Published 12:00 am Thursday, May 13, 2010

One month to the day before his 32nd birthday, Covington County Sheriff’s Deputy Brandon Lassiter, while on duty, was struck and killed by a drunk driver.

On Wednesday – nearly six years to the day after his death – family, friends, fellow officers and local officials gathered at the U.S. Hwy. 84 accident site and the court square to not only mourn his passing but also to honor law enforcement officers everywhere as part of National Law Enforcement week.

“Brandon gave the ultimate sacrifice for the safety of the people of Covington County,”  Sheriff Dennis Meeks said. “He made a difference in so many lives.”

Attorney General Troy King was on hand for the day’s events.

“We should remember the service that each and every law enforcement officer performs,” King said. “And when they fall like (Lassiter), we should remember the life he led, not how he died. This stone pays witness to that.”

Lassiter, who had served with the CCSO only two months before his death, was responding to call to a possible drunk driver on U.S. Hwy. 84 – it was the same driver who caused his death.

Johnny Floyd, now an officer with the Opp Police Department, was Lassiter’s shift supervisor at the time of the April 8, 2004, accident.

“There is one phrase that can describe him – selfless dedication,” Floyd said. “That call (of the drunk driver) came in to another agency, but he moved to intercept it and paid the ultimate price. They say that God has a reason for everything, and I think that maybe he kept that driver from hitting a mother and her children in a minivan. We’ll never know, but he was doing his job and he did it to the best of his ability.”

To commemorate his sacrifice, Lassiter’s parents, Flossie and Jimmy Lassiter, along with Meeks and King, unveiled a memory marker.

Later on the court square, the Rev. Graham Tucker called the day an “official thank you” to the law enforcement community.

To date, the names of seven fallen officers, including Lassiter, have been inscribed on the monument outside the Covington County Courthouse.

“Why are we here today?” questioned King. “We are here today because we have stones, and we have names chiseled on those stones; and we should pause and remember their sacrifice.

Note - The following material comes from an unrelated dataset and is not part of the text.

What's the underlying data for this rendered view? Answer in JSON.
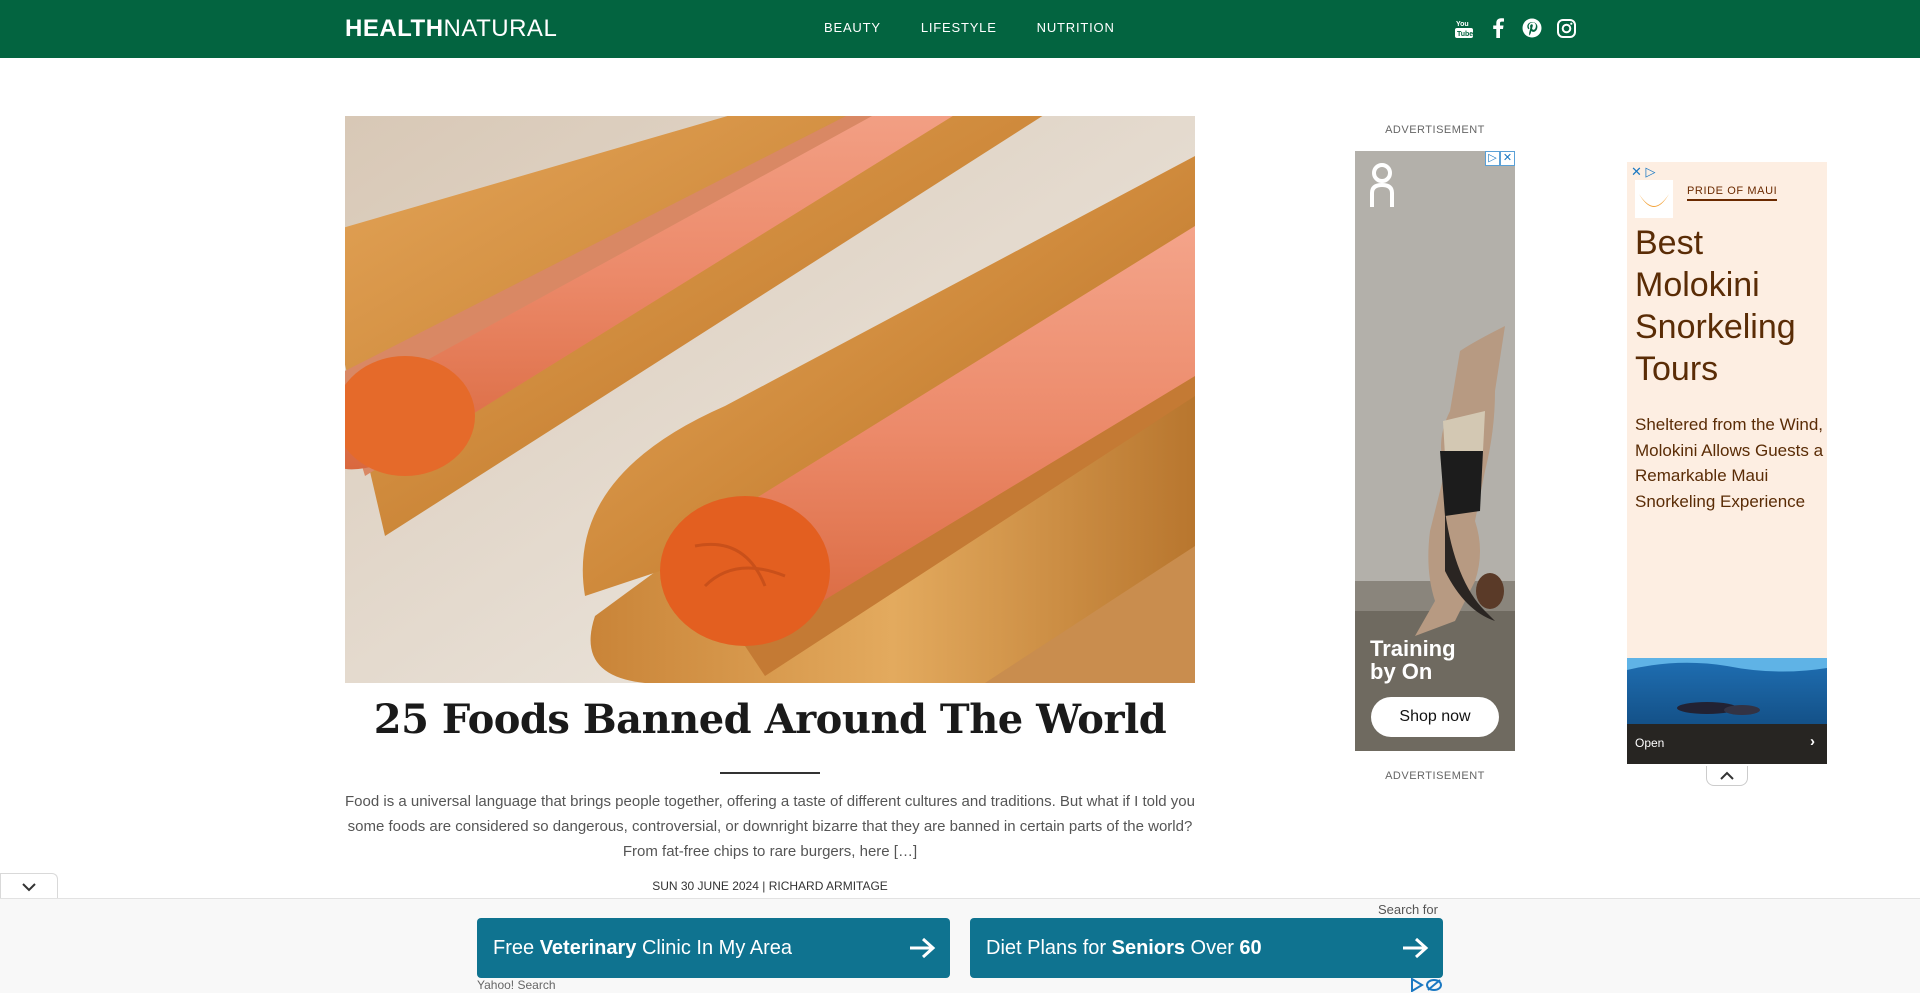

“Because to not remember is to dishonor their memory and the way they keep us safe,” he said.